Let’s focus our attention on a very important detail. Consider the phrase “mental illness”. The definition of illness in the Merriam Webster says the following: a specific condition that prevents your body or mind from working normally. As you can see, it’s not the person that “decides” not to function normally. Instead, illness is a product of a malfunction in the body or mind. Mentally ill people are SICK people. Trust me, if I knew how to stop being anxious once and for all I would have done it years ago. So, what am I? I’m a person with a chronic condition, same as diabetes or hypertension. There’s nothing mystical about psychiatric problems; they’re the result of physiological and, who knows, even anatomical dysfunctions of the brain, its pathways and neurotransmitters like serotonin and dopamine. There’s something wrong with my brain, as simple as that. For this reason, I undergo psychological and pharmacological treatment on a daily basis such as any other patient with any other condition would. 

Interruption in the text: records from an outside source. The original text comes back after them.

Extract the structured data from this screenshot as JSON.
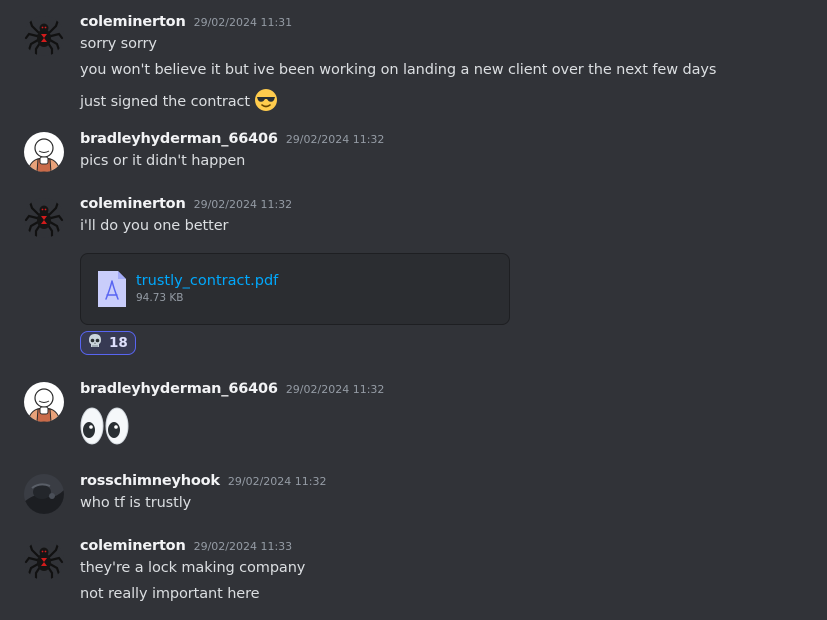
{
  "messages": [
    {
      "username": "coleminerton",
      "timestamp": "29/02/2024 11:31",
      "avatar_icon": "spider-avatar-icon",
      "lines": [
        "sorry sorry",
        "you won't believe it but ive been working on landing a new client over the next few days",
        "just signed the contract"
      ],
      "inline_emoji": "sunglasses-emoji"
    },
    {
      "username": "bradleyhyderman_66406",
      "timestamp": "29/02/2024 11:32",
      "avatar_icon": "cartoon-person-avatar-icon",
      "lines": [
        "pics or it didn't happen"
      ]
    },
    {
      "username": "coleminerton",
      "timestamp": "29/02/2024 11:32",
      "avatar_icon": "spider-avatar-icon",
      "lines": [
        "i'll do you one better"
      ],
      "attachment": {
        "file_name": "trustly_contract.pdf",
        "file_size": "94.73 KB",
        "icon": "pdf-file-icon"
      },
      "reaction": {
        "emoji": "skull-emoji",
        "count": "18"
      }
    },
    {
      "username": "bradleyhyderman_66406",
      "timestamp": "29/02/2024 11:32",
      "avatar_icon": "cartoon-person-avatar-icon",
      "jumbo_emoji": "eyes-emoji"
    },
    {
      "username": "rosschimneyhook",
      "timestamp": "29/02/2024 11:32",
      "avatar_icon": "dark-photo-avatar-icon",
      "lines": [
        "who tf is trustly"
      ]
    },
    {
      "username": "coleminerton",
      "timestamp": "29/02/2024 11:33",
      "avatar_icon": "spider-avatar-icon",
      "lines": [
        "they're a lock making company",
        "not really important here"
      ]
    }
  ],
  "colors": {
    "background": "#313338",
    "username": "#f2f3f5",
    "text": "#dbdee1",
    "timestamp": "#949ba4",
    "link": "#00a8fc",
    "reaction_border": "#5865f2"
  }
}
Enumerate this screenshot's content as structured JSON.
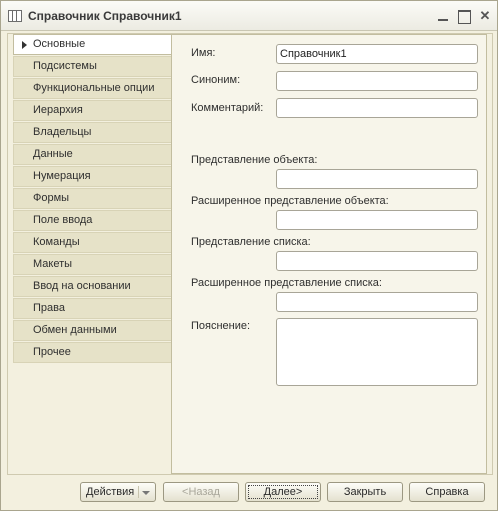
{
  "window": {
    "title": "Справочник Справочник1",
    "minimize_icon": "minimize-icon",
    "maximize_icon": "maximize-icon",
    "close_glyph": "✕"
  },
  "sidebar": {
    "items": [
      {
        "label": "Основные",
        "active": true
      },
      {
        "label": "Подсистемы",
        "active": false
      },
      {
        "label": "Функциональные опции",
        "active": false
      },
      {
        "label": "Иерархия",
        "active": false
      },
      {
        "label": "Владельцы",
        "active": false
      },
      {
        "label": "Данные",
        "active": false
      },
      {
        "label": "Нумерация",
        "active": false
      },
      {
        "label": "Формы",
        "active": false
      },
      {
        "label": "Поле ввода",
        "active": false
      },
      {
        "label": "Команды",
        "active": false
      },
      {
        "label": "Макеты",
        "active": false
      },
      {
        "label": "Ввод на основании",
        "active": false
      },
      {
        "label": "Права",
        "active": false
      },
      {
        "label": "Обмен данными",
        "active": false
      },
      {
        "label": "Прочее",
        "active": false
      }
    ]
  },
  "form": {
    "name": {
      "label": "Имя:",
      "value": "Справочник1"
    },
    "synonym": {
      "label": "Синоним:",
      "value": ""
    },
    "comment": {
      "label": "Комментарий:",
      "value": ""
    },
    "object_presentation": {
      "label": "Представление объекта:",
      "value": ""
    },
    "extended_object_presentation": {
      "label": "Расширенное представление объекта:",
      "value": ""
    },
    "list_presentation": {
      "label": "Представление списка:",
      "value": ""
    },
    "extended_list_presentation": {
      "label": "Расширенное представление списка:",
      "value": ""
    },
    "explanation": {
      "label": "Пояснение:",
      "value": ""
    }
  },
  "footer": {
    "actions_label": "Действия",
    "back_label": "<Назад",
    "next_label": "Далее>",
    "close_label": "Закрыть",
    "help_label": "Справка"
  },
  "colors": {
    "window_bg": "#f3f0df",
    "tab_bg": "#e6e2c8",
    "content_bg": "#f7f5ea"
  }
}
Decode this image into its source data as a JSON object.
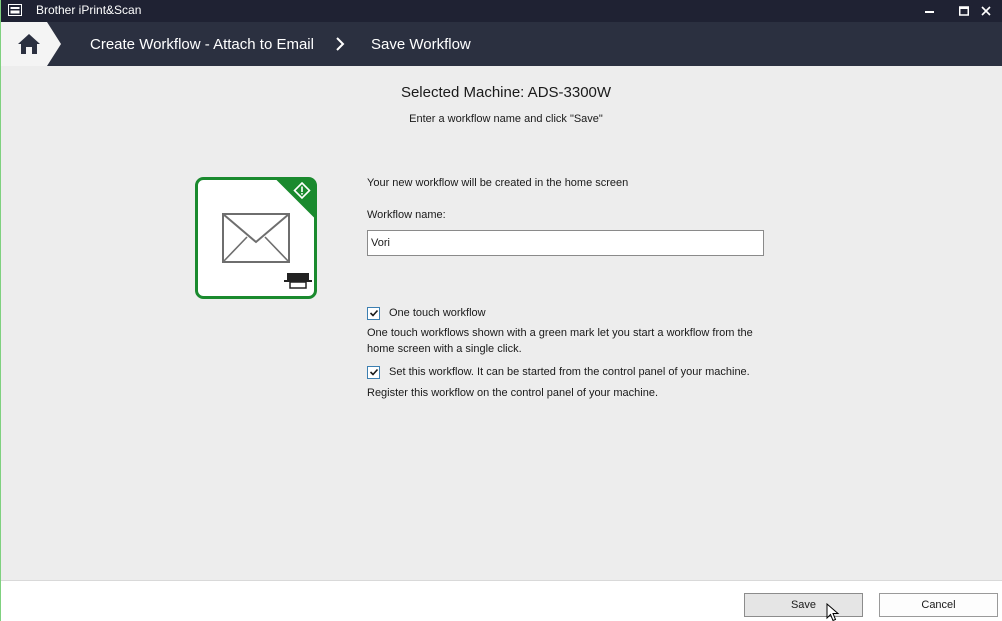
{
  "window": {
    "title": "Brother iPrint&Scan"
  },
  "nav": {
    "breadcrumbs": [
      "Create Workflow - Attach to Email",
      "Save Workflow"
    ]
  },
  "main": {
    "heading": "Selected Machine: ADS-3300W",
    "subheading": "Enter a workflow name and click \"Save\"",
    "info_text": "Your new workflow will be created in the home screen",
    "name_label": "Workflow name:",
    "name_value": "Vori",
    "one_touch": {
      "label": "One touch workflow",
      "checked": true,
      "description_line1": "One touch workflows shown with a green mark let you start a workflow from the",
      "description_line2": "home screen with a single click."
    },
    "set_workflow": {
      "label": "Set this workflow. It can be started from the control panel of your machine.",
      "checked": true,
      "description": "Register this workflow on the control panel of your machine."
    },
    "tile": {
      "icon": "email-envelope-icon",
      "badge_icon": "one-touch-diamond-icon",
      "device_icon": "printer-icon",
      "accent_color": "#1a8a2e"
    }
  },
  "footer": {
    "save_label": "Save",
    "cancel_label": "Cancel"
  },
  "colors": {
    "titlebar": "#1f2233",
    "navbar": "#2b3040",
    "background": "#ededed",
    "accent_green": "#1a8a2e",
    "checkbox_border": "#3c7fb1"
  }
}
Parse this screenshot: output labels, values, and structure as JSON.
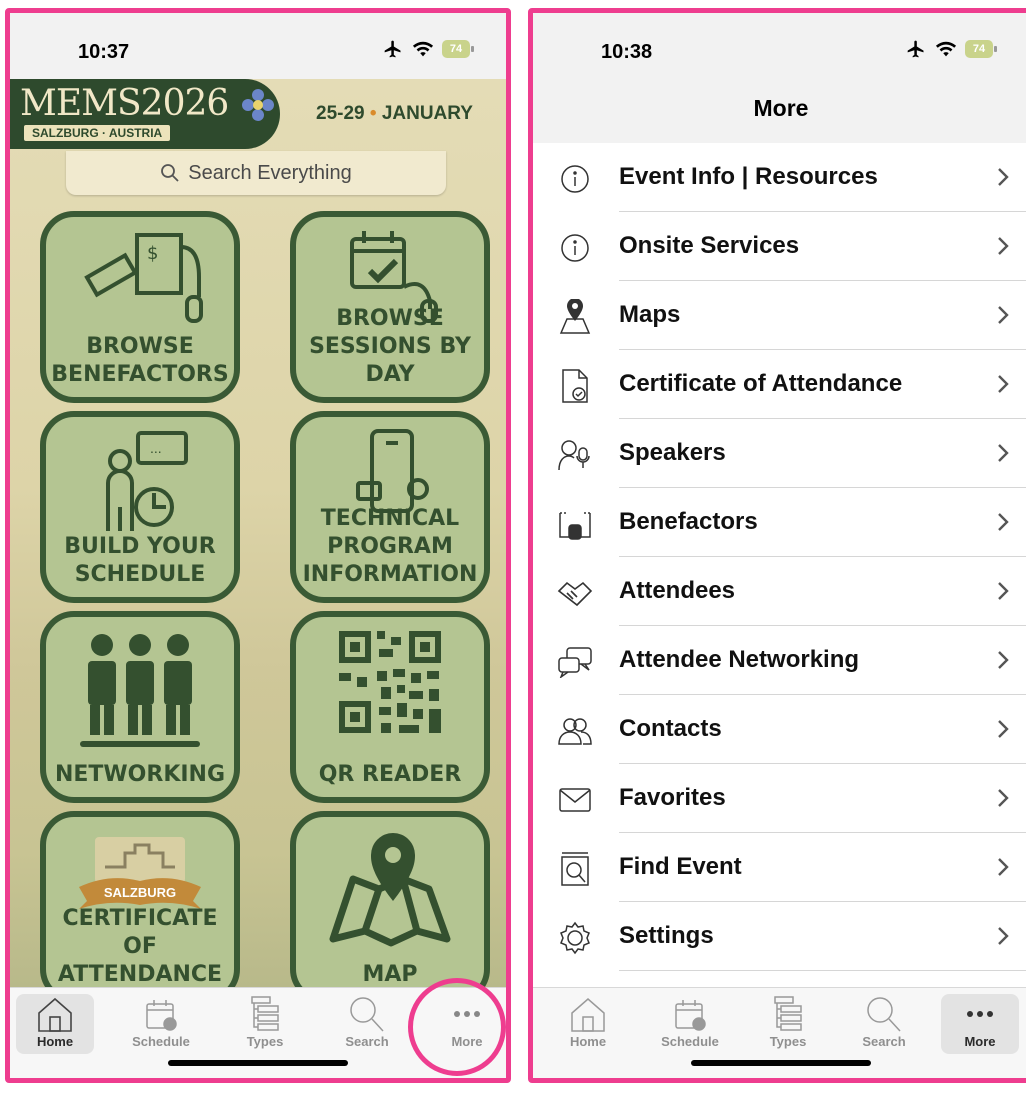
{
  "left_screen": {
    "status": {
      "time": "10:37",
      "battery": "74"
    },
    "banner": {
      "title": "MEMS2026",
      "subtitle": "SALZBURG · AUSTRIA",
      "dates": "25-29",
      "dates_dot": "•",
      "month": "JANUARY"
    },
    "search": {
      "placeholder": "Search Everything"
    },
    "tiles": [
      {
        "label": "BROWSE BENEFACTORS",
        "icon": "benefactors-icon"
      },
      {
        "label": "BROWSE SESSIONS BY DAY",
        "icon": "calendar-icon"
      },
      {
        "label": "BUILD YOUR SCHEDULE",
        "icon": "presenter-icon"
      },
      {
        "label": "TECHNICAL PROGRAM INFORMATION",
        "icon": "phone-icon"
      },
      {
        "label": "NETWORKING",
        "icon": "people-icon"
      },
      {
        "label": "QR READER",
        "icon": "qr-code-icon"
      },
      {
        "label": "CERTIFICATE OF ATTENDANCE",
        "icon": "salzburg-badge-icon"
      },
      {
        "label": "MAP",
        "icon": "map-pin-icon"
      }
    ]
  },
  "right_screen": {
    "status": {
      "time": "10:38",
      "battery": "74"
    },
    "title": "More",
    "items": [
      {
        "label": "Event Info | Resources",
        "icon": "info-icon"
      },
      {
        "label": "Onsite Services",
        "icon": "info-icon"
      },
      {
        "label": "Maps",
        "icon": "map-pin-icon"
      },
      {
        "label": "Certificate of Attendance",
        "icon": "certificate-icon"
      },
      {
        "label": "Speakers",
        "icon": "speaker-icon"
      },
      {
        "label": "Benefactors",
        "icon": "benefactors-icon"
      },
      {
        "label": "Attendees",
        "icon": "handshake-icon"
      },
      {
        "label": "Attendee Networking",
        "icon": "chat-bubbles-icon"
      },
      {
        "label": "Contacts",
        "icon": "contacts-icon"
      },
      {
        "label": "Favorites",
        "icon": "envelope-icon"
      },
      {
        "label": "Find Event",
        "icon": "find-event-icon"
      },
      {
        "label": "Settings",
        "icon": "gear-icon"
      }
    ]
  },
  "tabs": [
    {
      "label": "Home",
      "icon": "home-icon"
    },
    {
      "label": "Schedule",
      "icon": "schedule-icon"
    },
    {
      "label": "Types",
      "icon": "types-icon"
    },
    {
      "label": "Search",
      "icon": "search-icon"
    },
    {
      "label": "More",
      "icon": "more-icon"
    }
  ],
  "colors": {
    "brand_green": "#3a5a35",
    "tile_fill": "#b4c592",
    "highlight_pink": "#ee3d8f",
    "accent_orange": "#d98b2b"
  }
}
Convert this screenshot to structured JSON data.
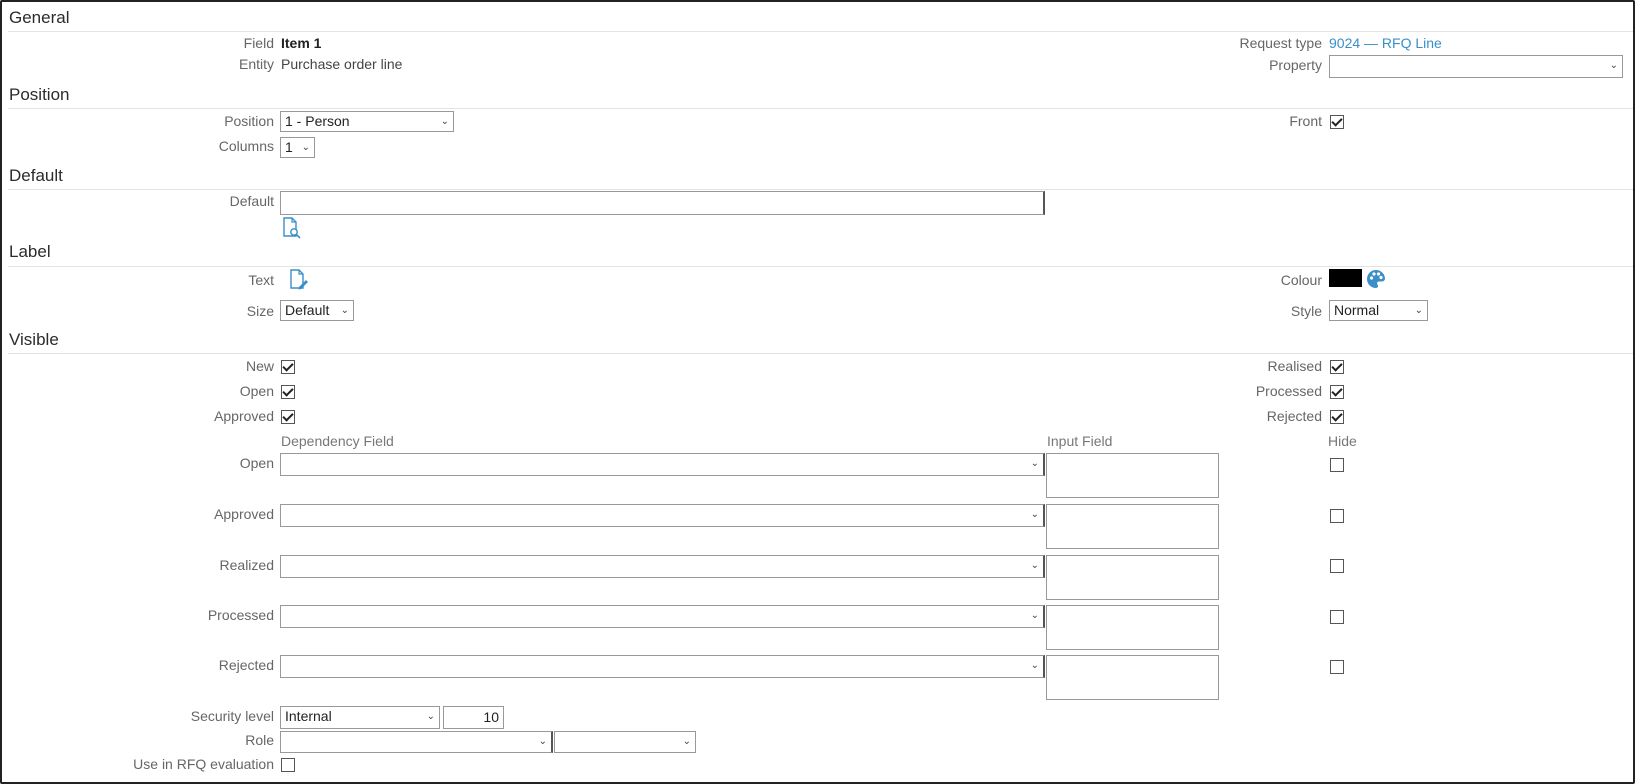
{
  "sections": {
    "general": "General",
    "position": "Position",
    "default": "Default",
    "label": "Label",
    "visible": "Visible"
  },
  "general": {
    "field_label": "Field",
    "field_value": "Item 1",
    "entity_label": "Entity",
    "entity_value": "Purchase order line",
    "request_type_label": "Request type",
    "request_type_value": "9024 — RFQ Line",
    "property_label": "Property",
    "property_value": ""
  },
  "position": {
    "position_label": "Position",
    "position_value": "1 - Person",
    "columns_label": "Columns",
    "columns_value": "1",
    "front_label": "Front",
    "front_checked": true
  },
  "default": {
    "default_label": "Default",
    "default_value": ""
  },
  "label": {
    "text_label": "Text",
    "size_label": "Size",
    "size_value": "Default",
    "colour_label": "Colour",
    "colour_value": "#000000",
    "style_label": "Style",
    "style_value": "Normal"
  },
  "visible": {
    "new_label": "New",
    "open_label": "Open",
    "approved_label": "Approved",
    "realised_label": "Realised",
    "processed_label": "Processed",
    "rejected_label": "Rejected",
    "checks": {
      "new": true,
      "open": true,
      "approved": true,
      "realised": true,
      "processed": true,
      "rejected": true
    },
    "dependency_header": "Dependency Field",
    "input_header": "Input Field",
    "hide_header": "Hide",
    "rows": [
      {
        "label": "Open",
        "dependency": "",
        "input": "",
        "hide": false
      },
      {
        "label": "Approved",
        "dependency": "",
        "input": "",
        "hide": false
      },
      {
        "label": "Realized",
        "dependency": "",
        "input": "",
        "hide": false
      },
      {
        "label": "Processed",
        "dependency": "",
        "input": "",
        "hide": false
      },
      {
        "label": "Rejected",
        "dependency": "",
        "input": "",
        "hide": false
      }
    ],
    "security_label": "Security level",
    "security_value": "Internal",
    "security_number": "10",
    "role_label": "Role",
    "role_value": "",
    "role_value2": "",
    "rfq_eval_label": "Use in RFQ evaluation",
    "rfq_eval_checked": false
  },
  "icons": {
    "default_lookup": "document-search-icon",
    "text_edit": "document-edit-icon",
    "colour_picker": "palette-icon"
  },
  "colors": {
    "link": "#3a8fc8",
    "icon": "#3a8fc8"
  }
}
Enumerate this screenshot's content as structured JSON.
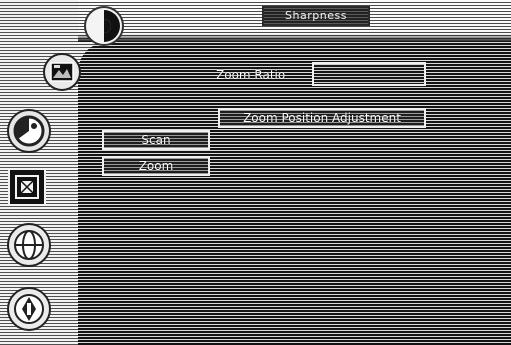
{
  "header": {
    "mode_label": "Sharpness"
  },
  "zoom_panel": {
    "ratio_label": "Zoom Ratio",
    "ratio_value": "",
    "position_button_label": "Zoom Position Adjustment",
    "scan_button_label": "Scan",
    "zoom_button_label": "Zoom"
  },
  "sidebar": {
    "icons": [
      "brightness-icon",
      "picture-icon",
      "color-icon",
      "zoom-icon",
      "globe-icon",
      "setup-icon"
    ]
  }
}
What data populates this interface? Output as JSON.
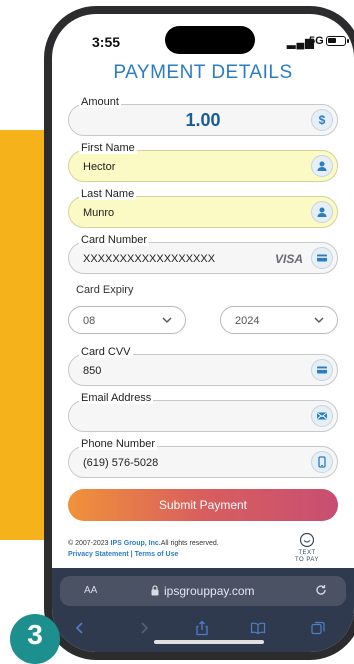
{
  "step_badge": "3",
  "status_bar": {
    "time": "3:55",
    "network": "5G"
  },
  "page_title": "PAYMENT DETAILS",
  "fields": {
    "amount": {
      "label": "Amount",
      "value": "1.00"
    },
    "first_name": {
      "label": "First Name",
      "value": "Hector"
    },
    "last_name": {
      "label": "Last Name",
      "value": "Munro"
    },
    "card_number": {
      "label": "Card Number",
      "value": "XXXXXXXXXXXXXXXXXX",
      "brand": "VISA"
    },
    "card_expiry": {
      "label": "Card Expiry",
      "month": "08",
      "year": "2024"
    },
    "card_cvv": {
      "label": "Card CVV",
      "value": "850"
    },
    "email": {
      "label": "Email Address",
      "value": ""
    },
    "phone": {
      "label": "Phone Number",
      "value": "(619) 576-5028"
    }
  },
  "submit_label": "Submit Payment",
  "footer": {
    "copyright_prefix": "© 2007-2023 ",
    "company": "IPS Group, Inc.",
    "copyright_suffix": "All rights reserved.",
    "privacy": "Privacy Statement",
    "separator": " | ",
    "terms": "Terms of Use"
  },
  "text_to_pay": {
    "line1": "TEXT",
    "line2": "TO PAY"
  },
  "browser": {
    "text_size": "AA",
    "url": "ipsgrouppay.com"
  },
  "colors": {
    "accent": "#2a7dc4",
    "field_highlight": "#fbf9c4",
    "badge": "#1d8f8f",
    "deco": "#f5b21a"
  }
}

What is unclear to me is the reason why this is so difficult to understand. We’re in the XXI century, the age of understanding and equality, but when it comes to mentall illness we’re in the fucking Middle Ages. It’s okay to love someone the same gender as you are, but apparently it’s not okay to be sick. Right now, there are two main popular different approaches to mental health: people pretend it’s a hoax and it simply doesn’t exist or they’re so terrified of its “supernatural” power that it becames taboo. I can forgive these ignorant views in the common layman but I strongly condemn them in health care professionals that must know better and in the teaching institutions that purposedly snub mental health courses in their medical curriculums. This is a very serious matter since 1 in 4 people will experience a mental health problem in the course of their lives. This means that if you invite three friends over to your house, one of you suffers or will suffer from some form of mental disability somewhere in the future. So, if this is such a common issue, why are pretending like it doesn’t exist?

The worst of it all is the stigma. Apparently I shouldn’t even be a medical student if I have a mental problem. I’m unstable, dangerous and unable to take on responsibilities, right? Well, I’m sorry to disappoint but the medical profession has the highest rates of psychiatric problems and we STILL save a bunch of lives every year. So, you’ve been fed many lies over the years. As to being dangerous, unstable and unreliable? Ask anyone who knows me if they trust me and you’ll be happily surprised (I also never assaulted anyone just in case you were wondering except for that time in 7th grade when a boy I knew slapped my ass and I didn’t take it very well, but I’ll take a chance and say that the slap he got was well deserved). 

Waking up today and learning about the death of Robin Williams really made me realise I should have written this post sooner. It’s high time we stop ignoring this problem. And when such a beloved person is taken prematurely away from the world, probably the result of a poorly handled mental problem (bipolar disorder and depression) combined with years of substance abuse, it makes me think his death could be the start of a wave of awareness and acceptance, reminding the world that even the greatest people can be affected by disease and that mental illness is a serious problem that shouldn’t be addressed with fear but instead with an open mind, ready to discover new forms of treatment and ready to fight for the end of the stigma. In the meanwhile, we must stay strong and do what we can individually to make changes in our own small, everyday world. Believe me, I already started. I will be a psychiatrist.


Miss Smoak, MD